This means that the town will stop handling its own water affairs and turn the whole thing over, lock stock and barrel, to Galasa in a rather rushed deal that fails to benefit the town in any way.
All meters will be changed for new ones (the town has to pay for that), and people will have to start paying Galasa tariffs directly.
The town also has to fix a number of water mains before Galasa will take the water on, and be responsible for leak damages over the next year. No capital investment is promised in the agreement, just the bare minimum of repairs to keep the system running, so the water problems that plague the outlying areas of town will continue.
It remains to be seen whether Agua Nueva will be included in the agreement. The agreement is for the urban centres of population, and Agua Nueva continues to be run outside of the council remit. There don’t seem to be any plans dissolve the local junta there and bring Agua Nueva into the town.
Cabrera is also left to fend for itself, as the agreement expressly excludes the area from the Galasa agreement in perpetuity. Given that the agreement means the council is relieved of its legal requirements to invest in the water network, the mountains and valleys above the town can go whistle.

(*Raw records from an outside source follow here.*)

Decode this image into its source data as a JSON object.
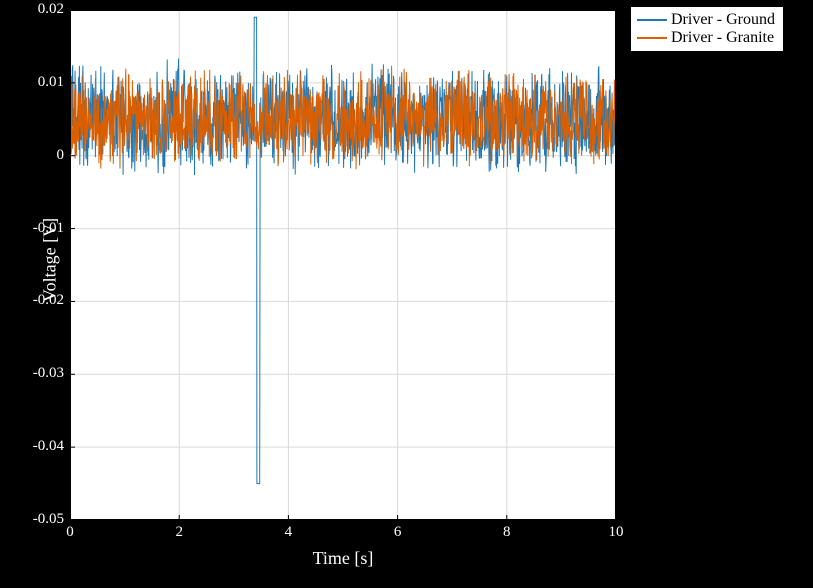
{
  "chart_data": {
    "type": "line",
    "title": "",
    "xlabel": "Time [s]",
    "ylabel": "Voltage [V]",
    "xlim": [
      0,
      10
    ],
    "ylim": [
      -0.05,
      0.02
    ],
    "xticks": [
      0,
      2,
      4,
      6,
      8,
      10
    ],
    "yticks": [
      -0.05,
      -0.04,
      -0.03,
      -0.02,
      -0.01,
      0,
      0.01,
      0.02
    ],
    "xtick_labels": [
      "0",
      "2",
      "4",
      "6",
      "8",
      "10"
    ],
    "ytick_labels": [
      "-0.05",
      "-0.04",
      "-0.03",
      "-0.02",
      "-0.01",
      "0",
      "0.01",
      "0.02"
    ],
    "legend_position": "outside-top-right",
    "grid": true,
    "series": [
      {
        "name": "Driver - Ground",
        "color": "#1f77b4",
        "noise_center": 0.005,
        "noise_amp": 0.008,
        "spikes": [
          {
            "x": 3.4,
            "y": 0.019
          },
          {
            "x": 3.45,
            "y": -0.045
          }
        ]
      },
      {
        "name": "Driver - Granite",
        "color": "#d95f02",
        "noise_center": 0.005,
        "noise_amp": 0.007,
        "spikes": []
      }
    ],
    "annotations": []
  },
  "legend": {
    "items": [
      "Driver - Ground",
      "Driver - Granite"
    ]
  },
  "axis": {
    "xlabel": "Time [s]",
    "ylabel": "Voltage [V]"
  }
}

Turre has a debt of over a million euros with Galasa, and has agreed a payment plan of €6,000 a month until it’s all paid off, more than it can really afford.
The water network in C/Aire has to be changed before Galasa accepts the deal, at an unspecified cost. No project plan has been promoted.
The whole thing is a bit of political “I’ve got you over a barrel” for the town, which is being forced into an unrealistic debt repayment plan and basically gets nothing in return other than vague promises. But the provincial council (Diputacíon) is desperate to get the Turre problem sorted for Galasa, which is a bankrupt public company.
There has been no attempt to negotiate any capital investment to improve the water supply, and the council has waived its rights to continue capping prices for water, meaning we’re likely to see hefty price raises later this year if the whispered Galasa reorganisation goes ahead.
It also rather goes back on Mayor Martin’s promise to hold a referendum before doing this, or at least consult the people..
Alternate plans by which the town buys water from Codeur – a much better quality of actual drinking water instead of the over-priced crud from Galasa – have been torpedoed without looking too closely at them.
I’m also told that since the council employs people for the water network, and can’t fire them because Arturo made them fixed, they’ll have to find bunny work for them elsewhere without saving on the employment side.
No real attempt has ever been made to run the water system properly in the town, and it’s gone to rack and ruin.
I’ve always been a proponent of following the Vera system – set up an independent organisation from the council to run the water in the town. Source your own water from the hills whilst buying any additional water you need from the cheapest source (Galasa, Codeur and Acuamed are all nearby), make sure the profits are ring-fenced and re-invest them into capital infrastructure improvements. Within a decade you’d have fresh drinking water and a new pipe system for the town, whilst providing employment.
Galasa has over 22 million in debt, far exceeding state debt-to-asset rules for public companies. It’s quietly being wound up in the background (it was legally required to be dissolved last year according to state laws but nobody seems to angry about this) and will be replaced by a new public company, which likewise will be run into the ground by our magnificent local public administrators.
In short. the council removes a headache they don’t know how to deal with, the Diputación gets what they want, and the residents get shafted yet again.
The real problem is that the town is bankrupt and has been using the money from the water system to pay salaries. So no investment has been made in the system, and only about 60% of the water it buys from Galasa is ever sold on. The rest is lost through leaks and illegal taps into the system. And Galasa hasn’t been paid for years.
But there’s no need to lock the council into a €6,000 a month repayment scheme – the debt is recognised so the town should be paying whatever it can afford every month, not a set amount which, in some months, the town just doesn’t have. This repayment scheme is just going to make the bankruptcy situation worse. It’s all public money anyway, so nobody really cares – Galasa can’t cut off the water supply!
And there’s been no attempt to make people stealing the water pay for it, fix the main leaks or improve the general running of the water system.
So – it’s a short term, rushed bodge in my humble little opinion.